Your assignment:
An exact reproduction of all entries is expected.

Data provided:
* * * * *

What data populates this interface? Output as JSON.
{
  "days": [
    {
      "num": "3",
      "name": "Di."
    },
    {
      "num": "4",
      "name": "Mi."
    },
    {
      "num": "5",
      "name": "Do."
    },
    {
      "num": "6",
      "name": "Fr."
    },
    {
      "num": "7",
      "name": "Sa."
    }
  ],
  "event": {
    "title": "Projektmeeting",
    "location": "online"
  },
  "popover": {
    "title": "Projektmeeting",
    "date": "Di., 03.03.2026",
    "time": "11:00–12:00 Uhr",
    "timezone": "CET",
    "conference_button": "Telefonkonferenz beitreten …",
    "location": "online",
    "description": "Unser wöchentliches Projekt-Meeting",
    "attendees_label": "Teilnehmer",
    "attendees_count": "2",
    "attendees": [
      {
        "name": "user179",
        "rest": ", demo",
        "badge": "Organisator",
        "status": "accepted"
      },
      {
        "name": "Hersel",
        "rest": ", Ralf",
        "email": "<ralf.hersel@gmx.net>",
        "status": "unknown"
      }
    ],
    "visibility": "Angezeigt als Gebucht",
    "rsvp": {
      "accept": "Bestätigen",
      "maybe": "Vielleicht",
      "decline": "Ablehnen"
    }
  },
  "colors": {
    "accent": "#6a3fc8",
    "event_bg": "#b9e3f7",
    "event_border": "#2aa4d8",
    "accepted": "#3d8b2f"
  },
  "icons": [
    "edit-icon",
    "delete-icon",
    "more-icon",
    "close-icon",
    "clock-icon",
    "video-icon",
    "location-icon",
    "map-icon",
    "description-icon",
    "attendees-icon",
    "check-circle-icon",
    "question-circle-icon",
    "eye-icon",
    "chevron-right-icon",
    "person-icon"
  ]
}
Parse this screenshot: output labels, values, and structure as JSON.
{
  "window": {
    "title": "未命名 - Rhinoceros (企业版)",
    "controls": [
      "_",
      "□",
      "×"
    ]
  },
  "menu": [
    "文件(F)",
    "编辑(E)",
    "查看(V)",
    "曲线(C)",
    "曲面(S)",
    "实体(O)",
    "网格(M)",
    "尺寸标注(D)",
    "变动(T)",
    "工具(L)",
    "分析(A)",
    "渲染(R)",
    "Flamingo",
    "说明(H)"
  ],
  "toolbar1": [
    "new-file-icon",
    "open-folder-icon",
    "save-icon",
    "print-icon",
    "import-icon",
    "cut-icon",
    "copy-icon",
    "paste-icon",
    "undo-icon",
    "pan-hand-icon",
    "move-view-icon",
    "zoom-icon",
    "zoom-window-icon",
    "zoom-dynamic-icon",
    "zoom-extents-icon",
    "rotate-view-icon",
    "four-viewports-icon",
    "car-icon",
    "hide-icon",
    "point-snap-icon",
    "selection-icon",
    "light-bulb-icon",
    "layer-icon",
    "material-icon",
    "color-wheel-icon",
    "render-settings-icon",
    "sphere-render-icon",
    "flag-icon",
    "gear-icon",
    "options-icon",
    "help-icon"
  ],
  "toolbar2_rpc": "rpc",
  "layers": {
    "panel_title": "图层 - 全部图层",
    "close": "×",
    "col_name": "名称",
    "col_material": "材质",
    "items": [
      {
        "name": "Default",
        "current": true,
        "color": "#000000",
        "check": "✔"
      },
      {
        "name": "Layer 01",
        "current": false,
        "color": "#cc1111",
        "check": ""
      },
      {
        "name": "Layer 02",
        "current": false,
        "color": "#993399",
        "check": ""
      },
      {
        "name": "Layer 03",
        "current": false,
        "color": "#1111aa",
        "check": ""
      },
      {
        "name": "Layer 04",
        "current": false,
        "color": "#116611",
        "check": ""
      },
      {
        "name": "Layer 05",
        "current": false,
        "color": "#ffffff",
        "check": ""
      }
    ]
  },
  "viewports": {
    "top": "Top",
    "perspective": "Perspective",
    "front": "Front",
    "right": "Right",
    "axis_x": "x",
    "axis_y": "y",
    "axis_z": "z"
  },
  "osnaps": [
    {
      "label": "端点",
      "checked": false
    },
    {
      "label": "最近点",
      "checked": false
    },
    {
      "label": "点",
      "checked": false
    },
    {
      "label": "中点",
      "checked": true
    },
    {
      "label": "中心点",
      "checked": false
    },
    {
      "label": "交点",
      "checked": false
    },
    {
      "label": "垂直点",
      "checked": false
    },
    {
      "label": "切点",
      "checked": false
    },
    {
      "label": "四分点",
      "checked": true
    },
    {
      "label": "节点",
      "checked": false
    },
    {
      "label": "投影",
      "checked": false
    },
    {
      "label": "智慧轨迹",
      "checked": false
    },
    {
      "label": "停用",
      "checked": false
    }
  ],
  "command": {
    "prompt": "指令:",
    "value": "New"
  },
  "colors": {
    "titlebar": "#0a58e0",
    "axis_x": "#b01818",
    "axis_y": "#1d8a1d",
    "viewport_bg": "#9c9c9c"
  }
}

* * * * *

Solution to this exercise:
What data populates this interface? Output as JSON.
{
  "days": [
    {
      "num": "3",
      "name": "Di."
    },
    {
      "num": "4",
      "name": "Mi."
    },
    {
      "num": "5",
      "name": "Do."
    },
    {
      "num": "6",
      "name": "Fr."
    },
    {
      "num": "7",
      "name": "Sa."
    }
  ],
  "event": {
    "title": "Projektmeeting",
    "location": "online"
  },
  "popover": {
    "title": "Projektmeeting",
    "date": "Di., 03.03.2026",
    "time": "11:00–12:00 Uhr",
    "timezone": "CET",
    "conference_button": "Telefonkonferenz beitreten …",
    "location": "online",
    "description": "Unser wöchentliches Projekt-Meeting",
    "attendees_label": "Teilnehmer",
    "attendees_count": "2",
    "attendees": [
      {
        "name": "user179",
        "rest": ", demo",
        "badge": "Organisator",
        "status": "accepted"
      },
      {
        "name": "Hersel",
        "rest": ", Ralf",
        "email": "<ralf.hersel@gmx.net>",
        "status": "unknown"
      }
    ],
    "visibility": "Angezeigt als Gebucht",
    "rsvp": {
      "accept": "Bestätigen",
      "maybe": "Vielleicht",
      "decline": "Ablehnen"
    }
  },
  "colors": {
    "accent": "#6a3fc8",
    "event_bg": "#b9e3f7",
    "event_border": "#2aa4d8",
    "accepted": "#3d8b2f"
  },
  "icons": [
    "edit-icon",
    "delete-icon",
    "more-icon",
    "close-icon",
    "clock-icon",
    "video-icon",
    "location-icon",
    "map-icon",
    "description-icon",
    "attendees-icon",
    "check-circle-icon",
    "question-circle-icon",
    "eye-icon",
    "chevron-right-icon",
    "person-icon"
  ]
}
Parse this screenshot: output labels, values, and structure as JSON.
{
  "window": {
    "title": "未命名 - Rhinoceros (企业版)",
    "controls": [
      "_",
      "□",
      "×"
    ]
  },
  "menu": [
    "文件(F)",
    "编辑(E)",
    "查看(V)",
    "曲线(C)",
    "曲面(S)",
    "实体(O)",
    "网格(M)",
    "尺寸标注(D)",
    "变动(T)",
    "工具(L)",
    "分析(A)",
    "渲染(R)",
    "Flamingo",
    "说明(H)"
  ],
  "toolbar1": [
    "new-file-icon",
    "open-folder-icon",
    "save-icon",
    "print-icon",
    "import-icon",
    "cut-icon",
    "copy-icon",
    "paste-icon",
    "undo-icon",
    "pan-hand-icon",
    "move-view-icon",
    "zoom-icon",
    "zoom-window-icon",
    "zoom-dynamic-icon",
    "zoom-extents-icon",
    "rotate-view-icon",
    "four-viewports-icon",
    "car-icon",
    "hide-icon",
    "point-snap-icon",
    "selection-icon",
    "light-bulb-icon",
    "layer-icon",
    "material-icon",
    "color-wheel-icon",
    "render-settings-icon",
    "sphere-render-icon",
    "flag-icon",
    "gear-icon",
    "options-icon",
    "help-icon"
  ],
  "toolbar2_rpc": "rpc",
  "layers": {
    "panel_title": "图层 - 全部图层",
    "close": "×",
    "col_name": "名称",
    "col_material": "材质",
    "items": [
      {
        "name": "Default",
        "current": true,
        "color": "#000000",
        "check": "✔"
      },
      {
        "name": "Layer 01",
        "current": false,
        "color": "#cc1111",
        "check": ""
      },
      {
        "name": "Layer 02",
        "current": false,
        "color": "#993399",
        "check": ""
      },
      {
        "name": "Layer 03",
        "current": false,
        "color": "#1111aa",
        "check": ""
      },
      {
        "name": "Layer 04",
        "current": false,
        "color": "#116611",
        "check": ""
      },
      {
        "name": "Layer 05",
        "current": false,
        "color": "#ffffff",
        "check": ""
      }
    ]
  },
  "viewports": {
    "top": "Top",
    "perspective": "Perspective",
    "front": "Front",
    "right": "Right",
    "axis_x": "x",
    "axis_y": "y",
    "axis_z": "z"
  },
  "osnaps": [
    {
      "label": "端点",
      "checked": false
    },
    {
      "label": "最近点",
      "checked": false
    },
    {
      "label": "点",
      "checked": false
    },
    {
      "label": "中点",
      "checked": true
    },
    {
      "label": "中心点",
      "checked": false
    },
    {
      "label": "交点",
      "checked": false
    },
    {
      "label": "垂直点",
      "checked": false
    },
    {
      "label": "切点",
      "checked": false
    },
    {
      "label": "四分点",
      "checked": true
    },
    {
      "label": "节点",
      "checked": false
    },
    {
      "label": "投影",
      "checked": false
    },
    {
      "label": "智慧轨迹",
      "checked": false
    },
    {
      "label": "停用",
      "checked": false
    }
  ],
  "command": {
    "prompt": "指令:",
    "value": "New"
  },
  "colors": {
    "titlebar": "#0a58e0",
    "axis_x": "#b01818",
    "axis_y": "#1d8a1d",
    "viewport_bg": "#9c9c9c"
  }
}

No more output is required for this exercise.